- Exercise brief
In the copy, include every entry exactly but none of the pictures.

Source data:
>>>>
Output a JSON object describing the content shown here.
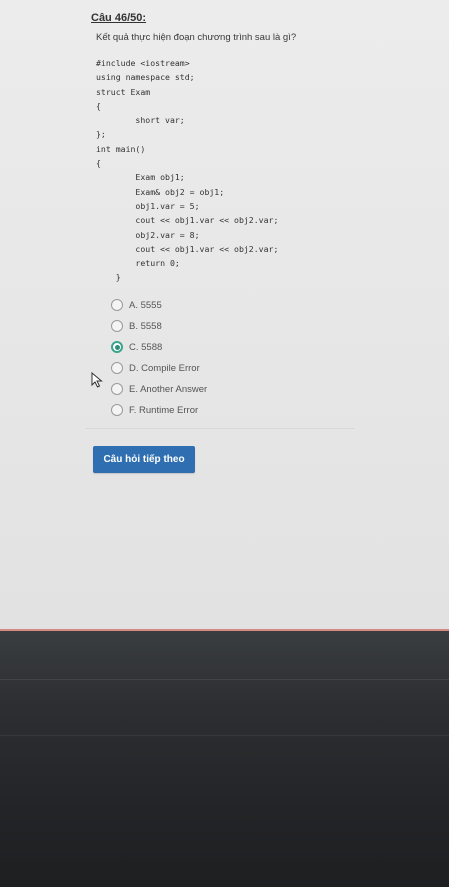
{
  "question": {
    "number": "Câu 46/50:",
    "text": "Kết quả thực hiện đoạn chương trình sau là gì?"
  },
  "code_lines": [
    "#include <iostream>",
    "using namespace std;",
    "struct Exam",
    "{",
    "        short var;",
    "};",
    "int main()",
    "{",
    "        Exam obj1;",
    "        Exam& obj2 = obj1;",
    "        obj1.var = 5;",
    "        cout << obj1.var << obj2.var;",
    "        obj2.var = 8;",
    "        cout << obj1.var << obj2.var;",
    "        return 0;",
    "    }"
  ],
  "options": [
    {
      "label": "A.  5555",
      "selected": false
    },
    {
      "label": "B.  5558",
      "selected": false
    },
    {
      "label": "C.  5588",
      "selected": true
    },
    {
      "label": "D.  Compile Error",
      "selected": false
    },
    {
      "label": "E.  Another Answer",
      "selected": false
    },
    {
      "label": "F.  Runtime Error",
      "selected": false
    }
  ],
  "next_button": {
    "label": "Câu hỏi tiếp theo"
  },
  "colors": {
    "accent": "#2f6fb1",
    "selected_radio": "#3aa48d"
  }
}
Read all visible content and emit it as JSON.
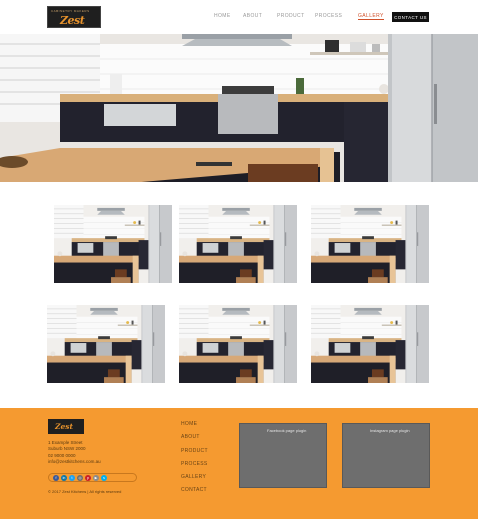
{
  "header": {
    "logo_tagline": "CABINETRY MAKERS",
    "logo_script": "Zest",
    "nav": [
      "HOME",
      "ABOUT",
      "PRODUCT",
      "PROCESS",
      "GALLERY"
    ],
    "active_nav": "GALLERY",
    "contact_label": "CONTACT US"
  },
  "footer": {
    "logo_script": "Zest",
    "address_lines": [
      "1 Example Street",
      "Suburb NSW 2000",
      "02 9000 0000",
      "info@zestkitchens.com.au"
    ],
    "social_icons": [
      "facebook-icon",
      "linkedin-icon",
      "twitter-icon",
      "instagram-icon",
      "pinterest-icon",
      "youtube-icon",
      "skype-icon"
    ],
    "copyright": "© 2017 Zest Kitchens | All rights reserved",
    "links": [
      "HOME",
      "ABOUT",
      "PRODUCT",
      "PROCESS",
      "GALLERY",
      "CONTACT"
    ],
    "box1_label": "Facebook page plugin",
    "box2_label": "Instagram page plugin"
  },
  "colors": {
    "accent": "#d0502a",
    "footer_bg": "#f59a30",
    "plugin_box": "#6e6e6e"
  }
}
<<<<
- Reply
Output a JSON object describing the content shown here.
{
  "question": {
    "number": "Câu 46/50:",
    "text": "Kết quả thực hiện đoạn chương trình sau là gì?"
  },
  "code_lines": [
    "#include <iostream>",
    "using namespace std;",
    "struct Exam",
    "{",
    "        short var;",
    "};",
    "int main()",
    "{",
    "        Exam obj1;",
    "        Exam& obj2 = obj1;",
    "        obj1.var = 5;",
    "        cout << obj1.var << obj2.var;",
    "        obj2.var = 8;",
    "        cout << obj1.var << obj2.var;",
    "        return 0;",
    "    }"
  ],
  "options": [
    {
      "label": "A.  5555",
      "selected": false
    },
    {
      "label": "B.  5558",
      "selected": false
    },
    {
      "label": "C.  5588",
      "selected": true
    },
    {
      "label": "D.  Compile Error",
      "selected": false
    },
    {
      "label": "E.  Another Answer",
      "selected": false
    },
    {
      "label": "F.  Runtime Error",
      "selected": false
    }
  ],
  "next_button": {
    "label": "Câu hỏi tiếp theo"
  },
  "colors": {
    "accent": "#2f6fb1",
    "selected_radio": "#3aa48d"
  }
}
Read all visible content and emit it as JSON.
{
  "header": {
    "logo_tagline": "CABINETRY MAKERS",
    "logo_script": "Zest",
    "nav": [
      "HOME",
      "ABOUT",
      "PRODUCT",
      "PROCESS",
      "GALLERY"
    ],
    "active_nav": "GALLERY",
    "contact_label": "CONTACT US"
  },
  "footer": {
    "logo_script": "Zest",
    "address_lines": [
      "1 Example Street",
      "Suburb NSW 2000",
      "02 9000 0000",
      "info@zestkitchens.com.au"
    ],
    "social_icons": [
      "facebook-icon",
      "linkedin-icon",
      "twitter-icon",
      "instagram-icon",
      "pinterest-icon",
      "youtube-icon",
      "skype-icon"
    ],
    "copyright": "© 2017 Zest Kitchens | All rights reserved",
    "links": [
      "HOME",
      "ABOUT",
      "PRODUCT",
      "PROCESS",
      "GALLERY",
      "CONTACT"
    ],
    "box1_label": "Facebook page plugin",
    "box2_label": "Instagram page plugin"
  },
  "colors": {
    "accent": "#d0502a",
    "footer_bg": "#f59a30",
    "plugin_box": "#6e6e6e"
  }
}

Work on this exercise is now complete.